■ **WHAT TO PRODUCE**: Write out, please, each line from the one containing "Transcribe this image's" to the final line of the data, both included, exactly and without pictures.

★ ★ ★

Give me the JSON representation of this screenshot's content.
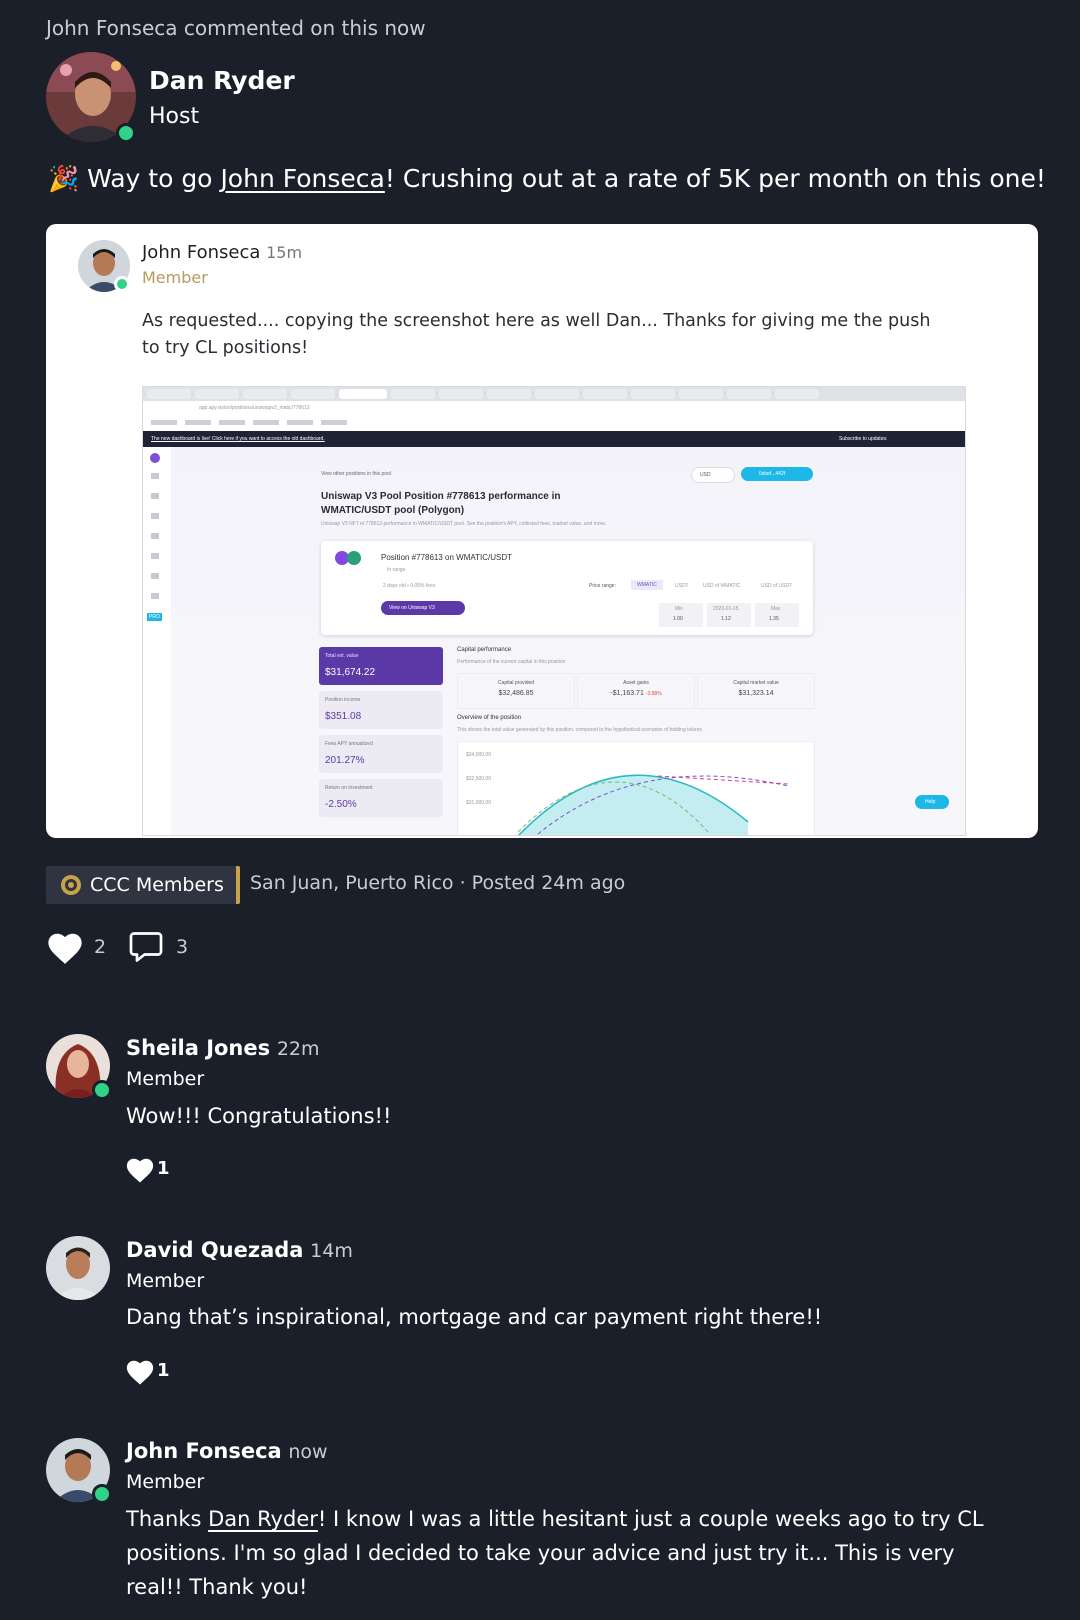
{
  "activity": "John Fonseca commented on this now",
  "post": {
    "author": "Dan Ryder",
    "role": "Host",
    "emoji": "🎉",
    "text_before": " Way to go ",
    "mention": "John Fonseca",
    "text_after": "! Crushing out at a rate of 5K per month on this one!",
    "embed": {
      "author": "John Fonseca",
      "time": "15m",
      "role": "Member",
      "text": "As requested.... copying the screenshot here as well Dan... Thanks for giving me the push to try CL positions!",
      "screenshot": {
        "url": "app.apy.vision/positions/uniswapv3_matic/778613",
        "banner_link": "The new dashboard is live! Click here if you want to access the old dashboard.",
        "subscribe": "Subscribe to updates:",
        "back_link": "View other positions in this pool",
        "currency": "USD",
        "wallet": "0xbef...442f",
        "title_line1": "Uniswap V3 Pool Position #778613 performance in",
        "title_line2": "WMATIC/USDT pool (Polygon)",
        "subtitle": "Uniswap V3 NFT id 778613 performance in WMATIC/USDT pool. See the position's APY, collected fees, market value, and more.",
        "position_title": "Position #778613 on WMATIC/USDT",
        "in_range": "In range",
        "position_meta": "2 days old • 0.05% fees",
        "price_range_label": "Price range:",
        "range_tabs": [
          "WMATIC",
          "USDT",
          "USD of WMATIC",
          "USD of USDT"
        ],
        "view_button": "View on Uniswap V3",
        "range_boxes": [
          {
            "label": "Min",
            "value": "1.00"
          },
          {
            "label": "2023-01-15",
            "value": "1.12"
          },
          {
            "label": "Max",
            "value": "1.35"
          }
        ],
        "stats": [
          {
            "label": "Total est. value",
            "value": "$31,674.22"
          },
          {
            "label": "Position income",
            "value": "$351.08"
          },
          {
            "label": "Fees APY annualized",
            "value": "201.27%"
          },
          {
            "label": "Return on investment",
            "value": "-2.50%"
          }
        ],
        "capital_title": "Capital performance",
        "capital_sub": "Performance of the current capital in this position",
        "capital": [
          {
            "label": "Capital provided",
            "value": "$32,486.85"
          },
          {
            "label": "Asset gains",
            "value": "-$1,163.71"
          },
          {
            "label": "Capital market value",
            "value": "$31,323.14"
          }
        ],
        "asset_gains_pct": "-3.58%",
        "overview_title": "Overview of the position",
        "overview_sub": "This shows the total value generated by this position, compared to the hypothetical scenarios of holding tokens",
        "chart_ticks": [
          "$34,000.00",
          "$32,500.00",
          "$31,000.00"
        ],
        "help": "Help",
        "pro": "PRO"
      }
    },
    "group": "CCC Members",
    "location": "San Juan, Puerto Rico",
    "separator": "·",
    "posted": "Posted 24m ago",
    "likes": "2",
    "comments": "3"
  },
  "comments": [
    {
      "author": "Sheila Jones",
      "time": "22m",
      "role": "Member",
      "text": "Wow!!! Congratulations!!",
      "likes": "1"
    },
    {
      "author": "David Quezada",
      "time": "14m",
      "role": "Member",
      "text": "Dang that’s inspirational, mortgage and car payment right there!!",
      "likes": "1"
    },
    {
      "author": "John Fonseca",
      "time": "now",
      "role": "Member",
      "text_before": "Thanks ",
      "mention": "Dan Ryder",
      "text_after": "! I know I was a little hesitant just a couple weeks ago to try CL positions. I'm so glad I decided to take your advice and just try it... This is very real!! Thank you!"
    }
  ],
  "colors": {
    "background": "#1b1f2a",
    "online": "#2fd286",
    "member_gold": "#b89a5a",
    "tag_border": "#c8a24a",
    "accent_purple": "#5b3aa8",
    "accent_cyan": "#1eb8e8"
  },
  "icons": [
    "heart-icon",
    "comment-icon",
    "party-popper-icon",
    "group-badge-icon"
  ]
}
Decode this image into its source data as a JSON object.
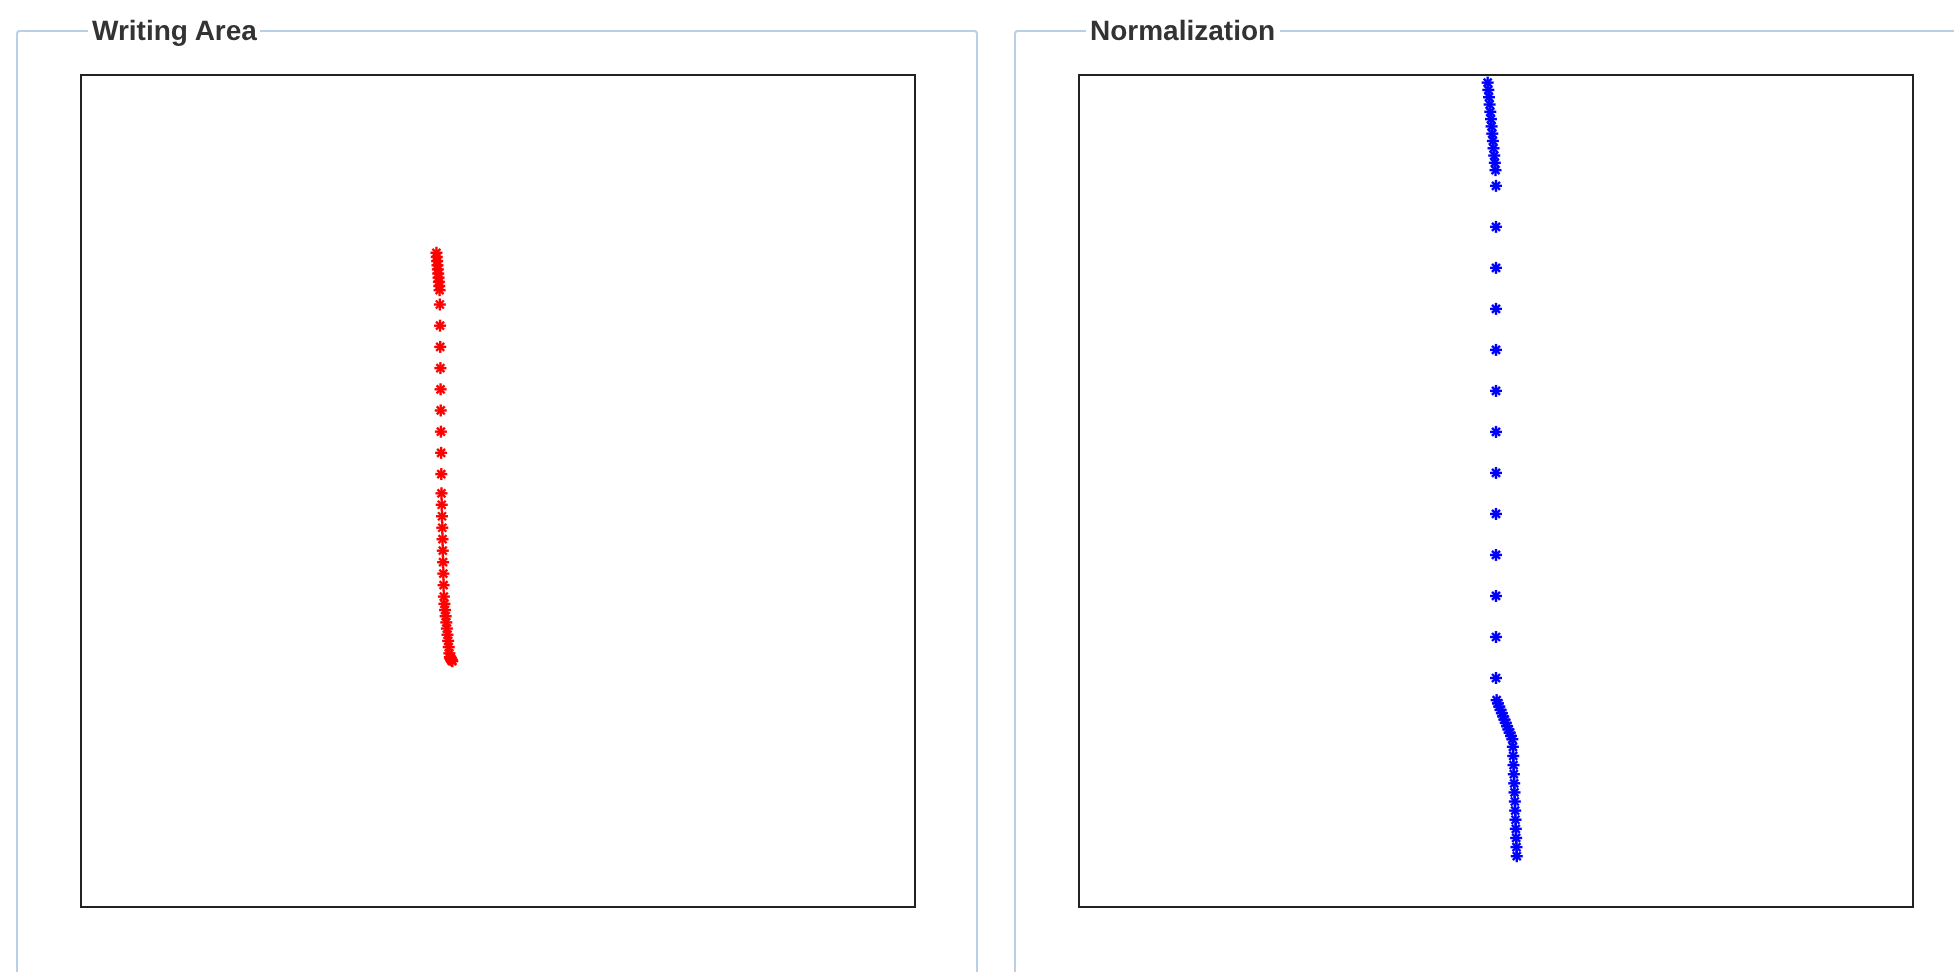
{
  "panels": [
    {
      "title": "Writing Area",
      "color": "#ff0000"
    },
    {
      "title": "Normalization",
      "color": "#0000ff"
    }
  ]
}
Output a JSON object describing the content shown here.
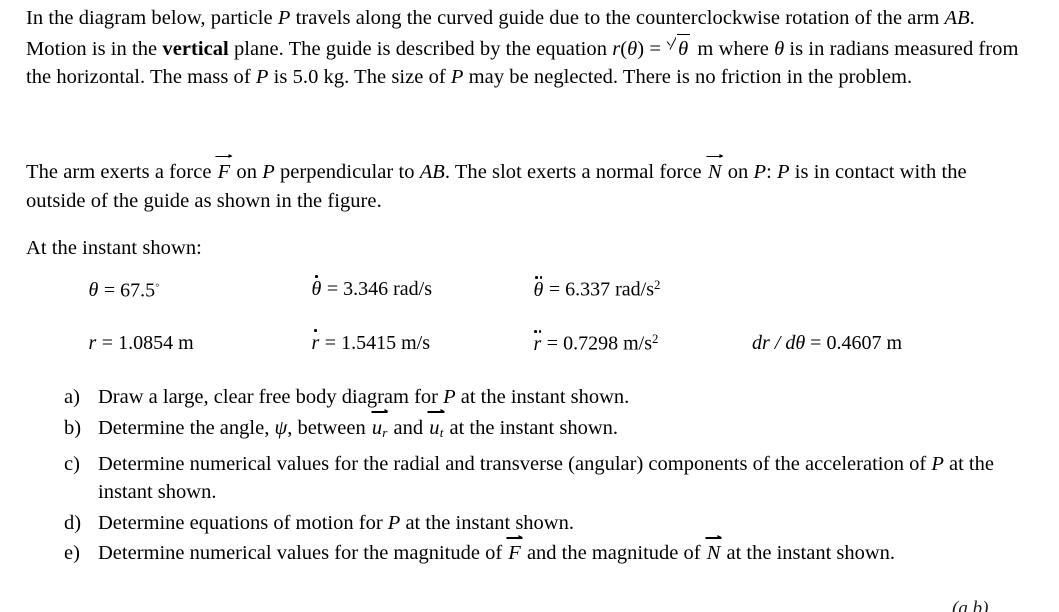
{
  "document": {
    "type": "physics-problem-statement",
    "background_color": "#ffffff",
    "text_color": "#000000"
  },
  "intro": {
    "seg1": "In the diagram below, particle ",
    "var_P1": "P",
    "seg2": " travels along the curved guide due to the counterclockwise rotation of the arm ",
    "var_AB": "AB",
    "seg3": ". Motion is in the ",
    "bold_vertical": "vertical",
    "seg4": " plane. The guide is described by the equation ",
    "eq_r": "r",
    "eq_open": "(",
    "eq_theta1": "θ",
    "eq_close": ")",
    "eq_equals": " = ",
    "eq_sqrt_radicand": "θ",
    "eq_unit": " m",
    "seg5": " where ",
    "theta_sym": "θ",
    "seg6": " is in radians measured from the horizontal. The mass of ",
    "var_P2": "P",
    "seg7": " is 5.0 kg. The size of ",
    "var_P3": "P",
    "seg8": " may be neglected. There is no friction in the problem."
  },
  "forces": {
    "seg1": "The arm exerts a force ",
    "vec_F": "F",
    "seg2": " on ",
    "var_P1": "P",
    "seg3": " perpendicular to ",
    "var_AB": "AB",
    "seg4": ". The slot exerts a normal force ",
    "vec_N": "N",
    "seg5": " on ",
    "var_P2": "P",
    "seg6": ": ",
    "var_P3": "P",
    "seg7": " is in contact with the outside of the guide as shown in the figure."
  },
  "instant_label": "At the instant shown:",
  "data_rows": [
    {
      "cells": [
        {
          "symbol": "θ",
          "dots": 0,
          "equals": " = ",
          "value": "67.5",
          "unit": "",
          "degree": true,
          "exponent": ""
        },
        {
          "symbol": "θ",
          "dots": 1,
          "equals": " = ",
          "value": "3.346",
          "unit": " rad/s",
          "degree": false,
          "exponent": ""
        },
        {
          "symbol": "θ",
          "dots": 2,
          "equals": " = ",
          "value": "6.337",
          "unit": " rad/s",
          "degree": false,
          "exponent": "2"
        }
      ]
    },
    {
      "cells": [
        {
          "symbol": "r",
          "dots": 0,
          "equals": " = ",
          "value": "1.0854",
          "unit": " m",
          "degree": false,
          "exponent": ""
        },
        {
          "symbol": "r",
          "dots": 1,
          "equals": " = ",
          "value": "1.5415",
          "unit": " m/s",
          "degree": false,
          "exponent": ""
        },
        {
          "symbol": "r",
          "dots": 2,
          "equals": " = ",
          "value": "0.7298",
          "unit": " m/s",
          "degree": false,
          "exponent": "2"
        },
        {
          "symbol": "dr",
          "dots": 0,
          "equals": " = ",
          "value": "0.4607",
          "unit": " m",
          "degree": false,
          "exponent": "",
          "fraction_label": "dr / dθ"
        }
      ]
    }
  ],
  "questions": [
    {
      "marker": "a)",
      "parts": [
        {
          "kind": "text",
          "text": "Draw a large, clear free body diagram for "
        },
        {
          "kind": "italic",
          "text": "P"
        },
        {
          "kind": "text",
          "text": " at the instant shown."
        }
      ]
    },
    {
      "marker": "b)",
      "parts": [
        {
          "kind": "text",
          "text": "Determine the angle, "
        },
        {
          "kind": "italic",
          "text": "ψ"
        },
        {
          "kind": "text",
          "text": ", between "
        },
        {
          "kind": "vector",
          "text": "u",
          "sub": "r"
        },
        {
          "kind": "text",
          "text": " and "
        },
        {
          "kind": "vector",
          "text": "u",
          "sub": "t"
        },
        {
          "kind": "text",
          "text": " at the instant shown."
        }
      ]
    },
    {
      "marker": "c)",
      "parts": [
        {
          "kind": "text",
          "text": "Determine numerical values for the radial and transverse (angular) components of the acceleration of "
        },
        {
          "kind": "italic",
          "text": "P"
        },
        {
          "kind": "text",
          "text": " at the instant shown."
        }
      ]
    },
    {
      "marker": "d)",
      "parts": [
        {
          "kind": "text",
          "text": "Determine equations of motion for "
        },
        {
          "kind": "italic",
          "text": "P"
        },
        {
          "kind": "text",
          "text": " at the instant shown."
        }
      ]
    },
    {
      "marker": "e)",
      "parts": [
        {
          "kind": "text",
          "text": "Determine numerical values for the magnitude of "
        },
        {
          "kind": "vector",
          "text": "F",
          "sub": ""
        },
        {
          "kind": "text",
          "text": " and the magnitude of "
        },
        {
          "kind": "vector",
          "text": "N",
          "sub": ""
        },
        {
          "kind": "text",
          "text": " at the instant shown."
        }
      ]
    }
  ],
  "clipped_bottom_text": "(a  b)"
}
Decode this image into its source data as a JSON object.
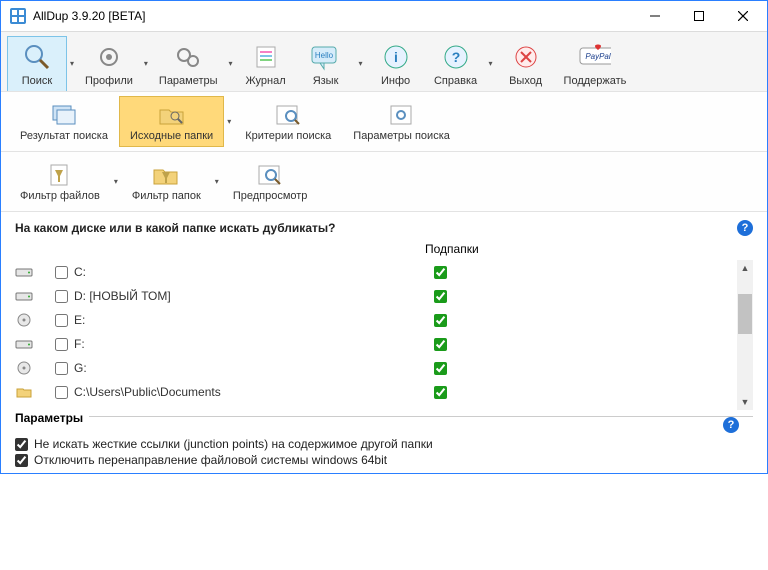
{
  "window": {
    "title": "AllDup 3.9.20 [BETA]"
  },
  "toolbar_main": {
    "search": "Поиск",
    "profiles": "Профили",
    "params": "Параметры",
    "journal": "Журнал",
    "language": "Язык",
    "info": "Инфо",
    "help": "Справка",
    "exit": "Выход",
    "support": "Поддержать",
    "hello_badge": "Hello"
  },
  "toolbar_tabs": {
    "search_result": "Результат поиска",
    "source_folders": "Исходные папки",
    "search_criteria": "Критерии поиска",
    "search_params": "Параметры поиска"
  },
  "toolbar_filters": {
    "file_filter": "Фильтр файлов",
    "folder_filter": "Фильтр папок",
    "preview": "Предпросмотр"
  },
  "content": {
    "heading": "На каком диске или в какой папке искать дубликаты?",
    "subfolders_header": "Подпапки",
    "drives": [
      {
        "label": "C:",
        "checked": false,
        "sub": true,
        "type": "hdd"
      },
      {
        "label": "D: [НОВЫЙ ТОМ]",
        "checked": false,
        "sub": true,
        "type": "hdd"
      },
      {
        "label": "E:",
        "checked": false,
        "sub": true,
        "type": "cd"
      },
      {
        "label": "F:",
        "checked": false,
        "sub": true,
        "type": "hdd"
      },
      {
        "label": "G:",
        "checked": false,
        "sub": true,
        "type": "cd"
      },
      {
        "label": "C:\\Users\\Public\\Documents",
        "checked": false,
        "sub": true,
        "type": "folder"
      }
    ]
  },
  "params": {
    "title": "Параметры",
    "opt_junction": "Не искать жесткие ссылки (junction points) на содержимое другой папки",
    "opt_redirect": "Отключить перенаправление файловой системы windows 64bit",
    "opt_junction_checked": true,
    "opt_redirect_checked": true
  },
  "glyphs": {
    "help": "?",
    "dropdown": "▾",
    "scroll_up": "▲",
    "scroll_down": "▼"
  }
}
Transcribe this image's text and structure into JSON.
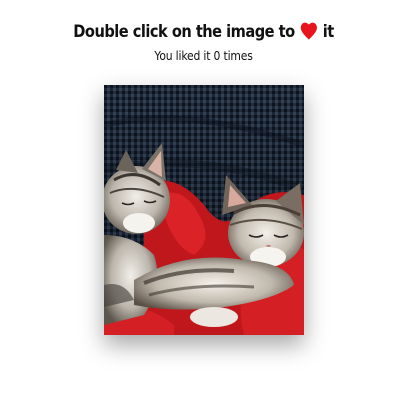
{
  "header": {
    "title_prefix": "Double click on the image to",
    "title_suffix": "it",
    "heart_icon": "heart-icon",
    "heart_color": "#e8141b"
  },
  "counter": {
    "text_prefix": "You liked it",
    "count": 0,
    "text_suffix": "times"
  },
  "image": {
    "subject": "two-sleeping-cats-photo"
  }
}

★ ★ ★

■ **RESULT OF THE EXERCISE**:
Transcribe this image's text and structure into JSON.
{
  "header": {
    "title_prefix": "Double click on the image to",
    "title_suffix": "it",
    "heart_icon": "heart-icon",
    "heart_color": "#e8141b"
  },
  "counter": {
    "text_prefix": "You liked it",
    "count": 0,
    "text_suffix": "times"
  },
  "image": {
    "subject": "two-sleeping-cats-photo"
  }
}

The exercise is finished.